[SUPPLIED RECORDS — start]
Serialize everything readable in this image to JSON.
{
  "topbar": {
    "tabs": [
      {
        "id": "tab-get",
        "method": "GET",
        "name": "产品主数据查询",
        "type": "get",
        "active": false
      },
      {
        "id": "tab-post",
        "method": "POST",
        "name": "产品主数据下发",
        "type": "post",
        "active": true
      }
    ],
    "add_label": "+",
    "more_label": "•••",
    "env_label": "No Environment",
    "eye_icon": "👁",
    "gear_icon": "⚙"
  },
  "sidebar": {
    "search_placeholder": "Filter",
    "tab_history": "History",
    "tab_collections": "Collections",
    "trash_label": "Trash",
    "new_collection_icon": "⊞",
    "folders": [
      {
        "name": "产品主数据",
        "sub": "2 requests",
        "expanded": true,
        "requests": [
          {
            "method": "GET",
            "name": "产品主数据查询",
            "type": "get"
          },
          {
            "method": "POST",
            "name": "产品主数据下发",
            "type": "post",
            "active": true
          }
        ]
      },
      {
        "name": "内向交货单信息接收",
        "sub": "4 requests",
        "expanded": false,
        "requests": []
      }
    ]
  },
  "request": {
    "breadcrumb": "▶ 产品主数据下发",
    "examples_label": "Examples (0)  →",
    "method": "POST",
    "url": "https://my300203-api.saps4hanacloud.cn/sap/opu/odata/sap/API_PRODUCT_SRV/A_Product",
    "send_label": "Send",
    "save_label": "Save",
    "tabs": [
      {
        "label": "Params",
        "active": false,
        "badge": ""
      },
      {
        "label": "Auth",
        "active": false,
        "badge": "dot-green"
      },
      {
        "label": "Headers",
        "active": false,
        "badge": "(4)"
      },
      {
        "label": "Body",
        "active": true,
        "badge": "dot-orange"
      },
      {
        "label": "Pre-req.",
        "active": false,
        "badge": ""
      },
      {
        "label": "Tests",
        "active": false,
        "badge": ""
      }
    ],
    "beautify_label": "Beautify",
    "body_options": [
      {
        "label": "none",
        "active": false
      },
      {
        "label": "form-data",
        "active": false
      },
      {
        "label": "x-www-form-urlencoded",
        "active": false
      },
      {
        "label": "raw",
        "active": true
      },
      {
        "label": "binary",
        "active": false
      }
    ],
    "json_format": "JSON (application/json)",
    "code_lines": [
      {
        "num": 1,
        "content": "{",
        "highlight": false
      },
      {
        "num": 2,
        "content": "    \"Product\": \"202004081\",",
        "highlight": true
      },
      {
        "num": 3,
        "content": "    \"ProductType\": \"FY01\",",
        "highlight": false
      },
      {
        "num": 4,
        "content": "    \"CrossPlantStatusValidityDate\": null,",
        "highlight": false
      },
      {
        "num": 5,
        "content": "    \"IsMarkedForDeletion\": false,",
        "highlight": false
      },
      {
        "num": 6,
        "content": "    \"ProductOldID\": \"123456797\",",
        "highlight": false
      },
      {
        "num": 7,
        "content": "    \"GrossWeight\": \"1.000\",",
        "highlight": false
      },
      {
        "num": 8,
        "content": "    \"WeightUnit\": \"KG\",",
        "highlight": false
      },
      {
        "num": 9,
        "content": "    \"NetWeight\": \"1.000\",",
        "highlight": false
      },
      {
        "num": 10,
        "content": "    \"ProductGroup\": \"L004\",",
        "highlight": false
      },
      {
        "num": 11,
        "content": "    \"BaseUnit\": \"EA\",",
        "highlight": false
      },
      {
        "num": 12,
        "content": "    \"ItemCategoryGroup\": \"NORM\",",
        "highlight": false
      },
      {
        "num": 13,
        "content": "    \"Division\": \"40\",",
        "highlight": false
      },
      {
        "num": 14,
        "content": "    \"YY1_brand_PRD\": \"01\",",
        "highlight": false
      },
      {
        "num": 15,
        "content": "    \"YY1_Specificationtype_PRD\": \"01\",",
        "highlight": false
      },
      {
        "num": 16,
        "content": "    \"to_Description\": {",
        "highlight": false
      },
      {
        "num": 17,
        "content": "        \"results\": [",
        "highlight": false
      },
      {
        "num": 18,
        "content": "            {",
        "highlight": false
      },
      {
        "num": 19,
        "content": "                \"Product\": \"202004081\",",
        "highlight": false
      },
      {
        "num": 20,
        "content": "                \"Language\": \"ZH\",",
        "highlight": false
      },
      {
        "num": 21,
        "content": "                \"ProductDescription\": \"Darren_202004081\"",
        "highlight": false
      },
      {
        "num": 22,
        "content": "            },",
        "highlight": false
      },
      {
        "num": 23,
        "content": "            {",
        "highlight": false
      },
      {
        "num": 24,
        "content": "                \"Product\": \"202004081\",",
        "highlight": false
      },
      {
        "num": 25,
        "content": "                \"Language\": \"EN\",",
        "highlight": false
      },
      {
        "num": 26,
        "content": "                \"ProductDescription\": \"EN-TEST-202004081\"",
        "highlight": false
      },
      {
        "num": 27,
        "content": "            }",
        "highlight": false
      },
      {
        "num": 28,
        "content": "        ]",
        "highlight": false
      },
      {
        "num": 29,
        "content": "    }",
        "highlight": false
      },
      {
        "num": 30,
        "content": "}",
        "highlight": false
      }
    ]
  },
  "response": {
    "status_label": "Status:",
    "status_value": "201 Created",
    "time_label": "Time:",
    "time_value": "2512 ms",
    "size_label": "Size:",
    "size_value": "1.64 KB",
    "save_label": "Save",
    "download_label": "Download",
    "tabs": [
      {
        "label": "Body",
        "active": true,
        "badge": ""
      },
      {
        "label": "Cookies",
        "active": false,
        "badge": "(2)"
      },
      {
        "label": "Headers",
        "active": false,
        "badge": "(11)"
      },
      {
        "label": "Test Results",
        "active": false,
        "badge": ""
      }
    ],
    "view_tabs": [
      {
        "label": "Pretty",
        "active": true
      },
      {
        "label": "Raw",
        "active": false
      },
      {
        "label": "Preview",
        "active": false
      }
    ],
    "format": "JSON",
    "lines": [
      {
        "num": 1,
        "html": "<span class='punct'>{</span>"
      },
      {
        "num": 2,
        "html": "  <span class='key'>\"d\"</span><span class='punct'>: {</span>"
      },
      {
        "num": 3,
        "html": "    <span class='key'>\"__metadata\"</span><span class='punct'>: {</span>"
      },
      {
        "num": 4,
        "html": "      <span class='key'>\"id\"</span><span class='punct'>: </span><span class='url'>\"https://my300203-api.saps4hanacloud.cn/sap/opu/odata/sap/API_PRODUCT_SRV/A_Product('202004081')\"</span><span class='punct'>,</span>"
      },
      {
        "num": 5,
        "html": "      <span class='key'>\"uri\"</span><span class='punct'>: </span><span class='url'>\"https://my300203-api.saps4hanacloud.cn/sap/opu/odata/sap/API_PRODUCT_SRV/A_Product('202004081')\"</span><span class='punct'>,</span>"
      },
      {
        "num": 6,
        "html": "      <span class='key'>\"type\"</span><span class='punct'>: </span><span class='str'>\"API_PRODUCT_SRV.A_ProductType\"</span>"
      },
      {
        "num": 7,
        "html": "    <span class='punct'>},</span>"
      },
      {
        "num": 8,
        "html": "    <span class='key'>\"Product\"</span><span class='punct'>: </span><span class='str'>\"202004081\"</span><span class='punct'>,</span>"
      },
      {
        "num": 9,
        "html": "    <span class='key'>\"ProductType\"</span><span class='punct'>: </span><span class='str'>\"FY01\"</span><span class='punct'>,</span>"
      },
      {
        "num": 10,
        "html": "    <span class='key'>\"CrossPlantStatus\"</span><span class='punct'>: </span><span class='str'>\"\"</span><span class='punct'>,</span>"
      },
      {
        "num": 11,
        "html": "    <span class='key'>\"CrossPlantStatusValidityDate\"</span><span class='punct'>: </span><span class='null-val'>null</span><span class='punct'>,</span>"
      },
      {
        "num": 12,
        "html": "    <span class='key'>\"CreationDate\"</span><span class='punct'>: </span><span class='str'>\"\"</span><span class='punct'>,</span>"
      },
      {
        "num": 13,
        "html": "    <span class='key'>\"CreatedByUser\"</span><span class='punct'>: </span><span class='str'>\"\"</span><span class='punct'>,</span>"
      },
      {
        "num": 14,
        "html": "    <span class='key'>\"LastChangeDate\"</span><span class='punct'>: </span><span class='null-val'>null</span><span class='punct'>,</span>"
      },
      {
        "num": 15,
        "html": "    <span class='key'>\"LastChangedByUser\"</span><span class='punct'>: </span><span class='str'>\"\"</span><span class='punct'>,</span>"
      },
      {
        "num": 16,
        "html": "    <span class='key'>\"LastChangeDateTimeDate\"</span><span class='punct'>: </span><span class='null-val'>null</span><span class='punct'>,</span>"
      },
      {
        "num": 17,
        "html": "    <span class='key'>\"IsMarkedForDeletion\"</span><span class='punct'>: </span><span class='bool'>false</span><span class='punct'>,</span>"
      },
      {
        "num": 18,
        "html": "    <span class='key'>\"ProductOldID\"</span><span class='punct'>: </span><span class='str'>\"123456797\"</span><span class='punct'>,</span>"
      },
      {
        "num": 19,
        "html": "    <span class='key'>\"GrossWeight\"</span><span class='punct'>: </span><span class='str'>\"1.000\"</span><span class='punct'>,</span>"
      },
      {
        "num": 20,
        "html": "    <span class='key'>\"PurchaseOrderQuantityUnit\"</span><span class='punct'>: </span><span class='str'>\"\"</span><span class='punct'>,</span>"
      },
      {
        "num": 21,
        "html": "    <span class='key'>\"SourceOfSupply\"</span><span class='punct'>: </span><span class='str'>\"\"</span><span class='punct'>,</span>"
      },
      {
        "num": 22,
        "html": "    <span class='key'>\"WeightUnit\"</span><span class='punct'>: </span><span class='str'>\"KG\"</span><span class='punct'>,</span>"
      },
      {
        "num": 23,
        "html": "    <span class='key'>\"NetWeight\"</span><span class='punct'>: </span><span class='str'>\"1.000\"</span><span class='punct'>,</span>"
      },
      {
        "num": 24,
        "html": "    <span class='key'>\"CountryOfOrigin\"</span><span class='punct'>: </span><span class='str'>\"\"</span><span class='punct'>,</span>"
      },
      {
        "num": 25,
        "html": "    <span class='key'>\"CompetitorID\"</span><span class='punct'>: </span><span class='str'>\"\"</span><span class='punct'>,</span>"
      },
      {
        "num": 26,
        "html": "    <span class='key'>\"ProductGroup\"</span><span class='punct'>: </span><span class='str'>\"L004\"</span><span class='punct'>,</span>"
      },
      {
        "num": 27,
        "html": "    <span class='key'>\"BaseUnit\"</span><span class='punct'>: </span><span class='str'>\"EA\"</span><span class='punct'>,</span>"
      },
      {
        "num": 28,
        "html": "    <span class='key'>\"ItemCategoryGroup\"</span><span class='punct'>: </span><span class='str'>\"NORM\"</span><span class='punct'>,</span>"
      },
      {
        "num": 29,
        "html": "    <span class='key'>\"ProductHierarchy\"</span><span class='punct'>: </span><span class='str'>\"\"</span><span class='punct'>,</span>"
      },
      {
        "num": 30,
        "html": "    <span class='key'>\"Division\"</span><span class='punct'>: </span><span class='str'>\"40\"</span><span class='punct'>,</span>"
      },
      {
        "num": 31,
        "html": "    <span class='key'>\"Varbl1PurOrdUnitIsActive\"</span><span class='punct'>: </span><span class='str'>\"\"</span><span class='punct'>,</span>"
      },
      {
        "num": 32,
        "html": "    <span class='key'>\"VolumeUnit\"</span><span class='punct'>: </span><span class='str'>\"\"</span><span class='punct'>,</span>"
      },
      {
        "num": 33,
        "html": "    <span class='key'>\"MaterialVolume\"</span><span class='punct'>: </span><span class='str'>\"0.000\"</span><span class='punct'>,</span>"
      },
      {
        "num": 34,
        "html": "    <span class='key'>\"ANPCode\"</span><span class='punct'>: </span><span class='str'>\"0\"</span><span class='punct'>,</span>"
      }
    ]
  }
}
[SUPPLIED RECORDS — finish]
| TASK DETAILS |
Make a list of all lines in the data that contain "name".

| ANSWER SECTION |
        "name": "产品主数据查询",
        "name": "产品主数据下发",
        "name": "产品主数据",
            "name": "产品主数据查询",
            "name": "产品主数据下发",
        "name": "内向交货单信息接收",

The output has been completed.